(Entries from a dataset of interfaces)
------------------------

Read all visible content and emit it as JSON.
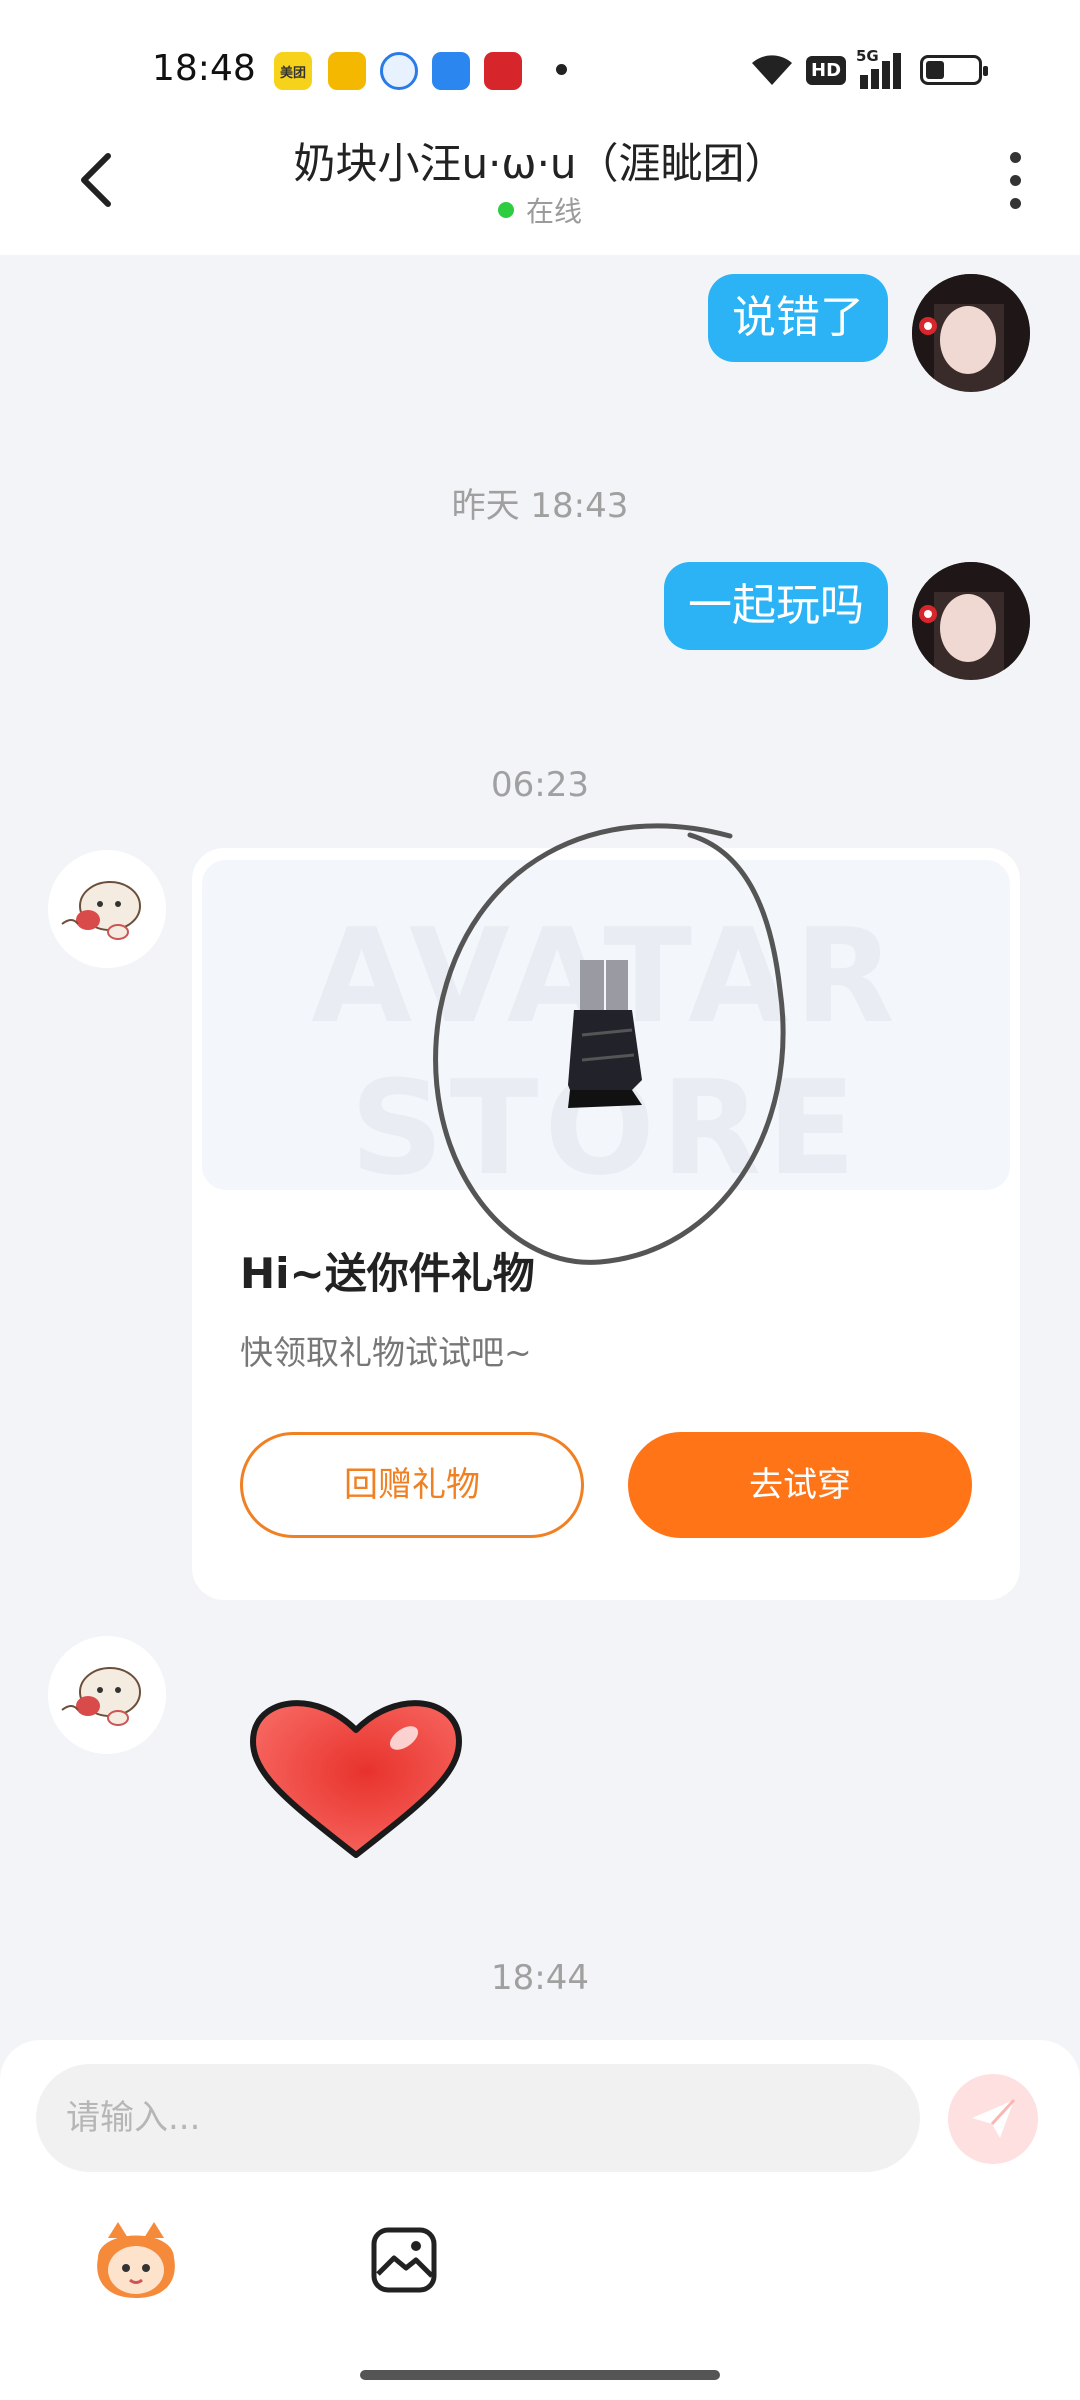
{
  "status_bar": {
    "time": "18:48",
    "apps": [
      "美团",
      "阅读",
      "浏览器",
      "应用",
      "银行"
    ],
    "hd": "HD",
    "network": "5G"
  },
  "header": {
    "title": "奶块小汪u·ω·u（涯眦团）",
    "online": "在线"
  },
  "messages": {
    "out_1": "说错了",
    "ts_1": "昨天 18:43",
    "out_2": "一起玩吗",
    "ts_2": "06:23",
    "ts_3": "18:44"
  },
  "gift_card": {
    "watermark": "AVATAR STORE",
    "title": "Hi~送你件礼物",
    "subtitle": "快领取礼物试试吧~",
    "return_gift": "回赠礼物",
    "try_on": "去试穿"
  },
  "input": {
    "placeholder": "请输入..."
  },
  "colors": {
    "accent": "#ff7417",
    "bubble": "#2bb3f5",
    "background": "#f2f4f7"
  }
}
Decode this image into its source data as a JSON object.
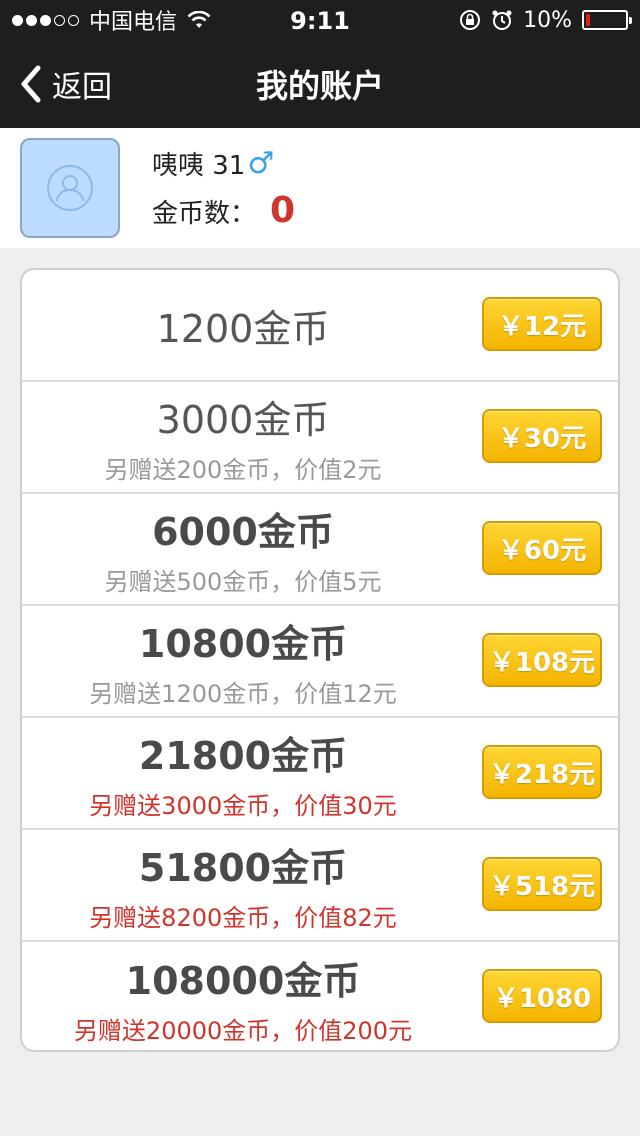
{
  "status_bar": {
    "carrier": "中国电信",
    "time": "9:11",
    "battery": "10%",
    "battery_level": 0.1
  },
  "nav": {
    "back_label": "返回",
    "title": "我的账户"
  },
  "profile": {
    "name": "咦咦 31",
    "gender_symbol": "♂",
    "coin_label": "金币数：",
    "coin_count": "0"
  },
  "packages": [
    {
      "amount": "1200金币",
      "bonus": "",
      "price": "￥12元",
      "bold": false,
      "bonus_red": false
    },
    {
      "amount": "3000金币",
      "bonus": "另赠送200金币，价值2元",
      "price": "￥30元",
      "bold": false,
      "bonus_red": false
    },
    {
      "amount": "6000金币",
      "bonus": "另赠送500金币，价值5元",
      "price": "￥60元",
      "bold": true,
      "bonus_red": false
    },
    {
      "amount": "10800金币",
      "bonus": "另赠送1200金币，价值12元",
      "price": "￥108元",
      "bold": true,
      "bonus_red": false
    },
    {
      "amount": "21800金币",
      "bonus": "另赠送3000金币，价值30元",
      "price": "￥218元",
      "bold": true,
      "bonus_red": true
    },
    {
      "amount": "51800金币",
      "bonus": "另赠送8200金币，价值82元",
      "price": "￥518元",
      "bold": true,
      "bonus_red": true
    },
    {
      "amount": "108000金币",
      "bonus": "另赠送20000金币，价值200元",
      "price": "￥1080",
      "bold": true,
      "bonus_red": true
    }
  ],
  "colors": {
    "nav_bg": "#1e1e1e",
    "accent_red": "#d0342c",
    "button_yellow": "#f3b400",
    "male_blue": "#3aa0e8"
  }
}
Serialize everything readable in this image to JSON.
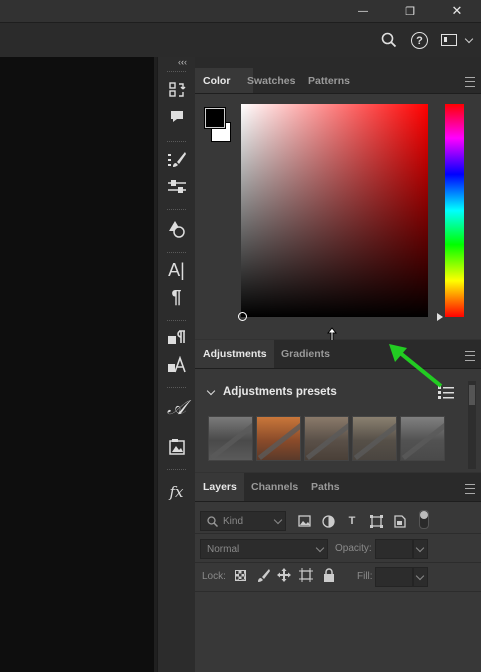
{
  "window": {
    "minimize_glyph": "—",
    "restore_glyph": "❐",
    "close_glyph": "✕"
  },
  "options_bar": {
    "search_icon": "search-icon",
    "help_glyph": "?",
    "workspace_icon": "workspace-icon"
  },
  "collapse_glyph": "‹‹",
  "tools": [
    {
      "name": "history-icon",
      "glyph": "⎘"
    },
    {
      "name": "comment-icon",
      "glyph": "▬"
    },
    {
      "name": "brush-settings-icon",
      "glyph": "✎"
    },
    {
      "name": "adjust-sliders-icon",
      "glyph": "⚌"
    },
    {
      "name": "shapes-icon",
      "glyph": "◭"
    },
    {
      "name": "character-icon",
      "glyph": "A|"
    },
    {
      "name": "paragraph-icon",
      "glyph": "¶"
    },
    {
      "name": "paragraph-styles-icon",
      "glyph": "¶"
    },
    {
      "name": "character-styles-icon",
      "glyph": "A"
    },
    {
      "name": "glyphs-icon",
      "glyph": "𝒜"
    },
    {
      "name": "libraries-icon",
      "glyph": "▤"
    },
    {
      "name": "fx-styles-icon",
      "glyph": "fx"
    }
  ],
  "color_panel": {
    "tabs": [
      "Color",
      "Swatches",
      "Patterns"
    ],
    "active_tab": "Color",
    "foreground_color": "#000000",
    "background_color": "#ffffff",
    "hue_color": "#ff0000"
  },
  "adjustments_panel": {
    "tabs": [
      "Adjustments",
      "Gradients"
    ],
    "active_tab": "Adjustments",
    "section_title": "Adjustments presets",
    "thumbnail_count": 5
  },
  "layers_panel": {
    "tabs": [
      "Layers",
      "Channels",
      "Paths"
    ],
    "active_tab": "Layers",
    "filter_placeholder": "Kind",
    "blend_mode": "Normal",
    "opacity_label": "Opacity:",
    "opacity_value": "",
    "lock_label": "Lock:",
    "fill_label": "Fill:",
    "fill_value": ""
  },
  "annotation": {
    "arrow_color": "#22cc22"
  }
}
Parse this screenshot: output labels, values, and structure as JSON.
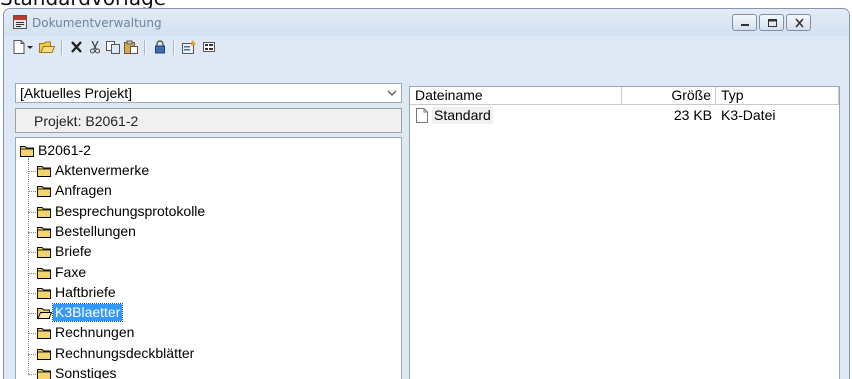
{
  "page_caption": "Standardvorlage",
  "window": {
    "title": "Dokumentverwaltung",
    "icon": "app-window-icon",
    "controls": [
      "minimize-icon",
      "maximize-icon",
      "close-icon"
    ]
  },
  "toolbar": {
    "icons": [
      "new-document-icon",
      "dropdown-arrow-icon",
      "open-folder-icon",
      "delete-icon",
      "cut-icon",
      "copy-icon",
      "paste-icon",
      "lock-icon",
      "properties-icon",
      "view-icon"
    ]
  },
  "left_pane": {
    "project_selector": "[Aktuelles Projekt]",
    "project_label": "Projekt: B2061-2",
    "tree": {
      "root": "B2061-2",
      "children": [
        "Aktenvermerke",
        "Anfragen",
        "Besprechungsprotokolle",
        "Bestellungen",
        "Briefe",
        "Faxe",
        "Haftbriefe",
        "K3Blaetter",
        "Rechnungen",
        "Rechnungsdeckblätter",
        "Sonstiges"
      ],
      "selected": "K3Blaetter"
    }
  },
  "file_list": {
    "columns": [
      "Dateiname",
      "Größe",
      "Typ"
    ],
    "rows": [
      {
        "name": "Standard",
        "size": "23 KB",
        "type": "K3-Datei"
      }
    ]
  },
  "colors": {
    "selection": "#3399ff",
    "folder": "#f4d56b",
    "title_text": "#6d84a0",
    "window_frame": "#dfe9f5"
  }
}
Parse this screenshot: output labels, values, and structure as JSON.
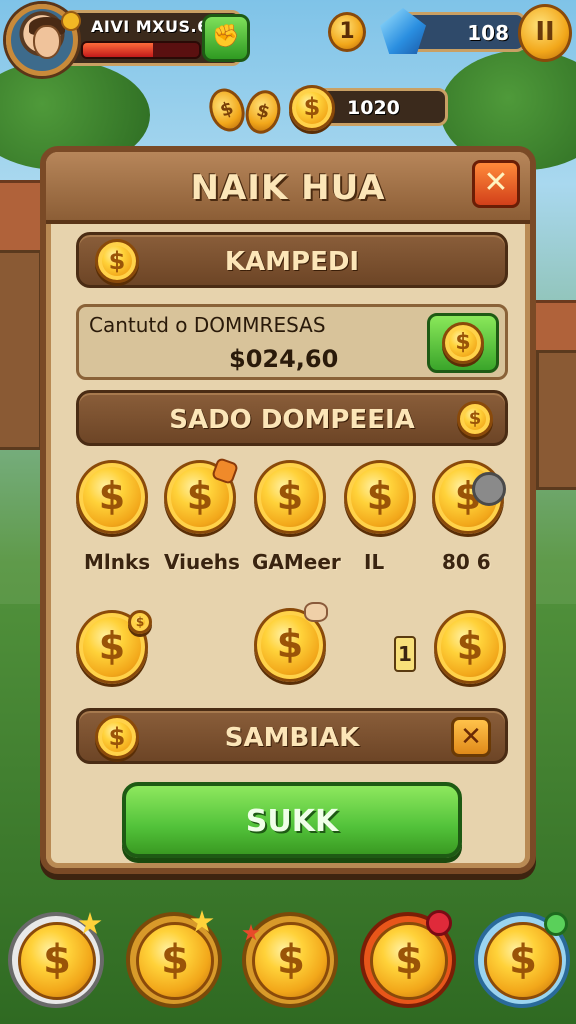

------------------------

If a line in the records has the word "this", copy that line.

Decode this image into its source data as a JSON object.
Serialize everything readable in this image to JSON.
Parse this screenshot: output labels, values, and structure as JSON.
Parse this screenshot: output labels, values, and structure as JSON.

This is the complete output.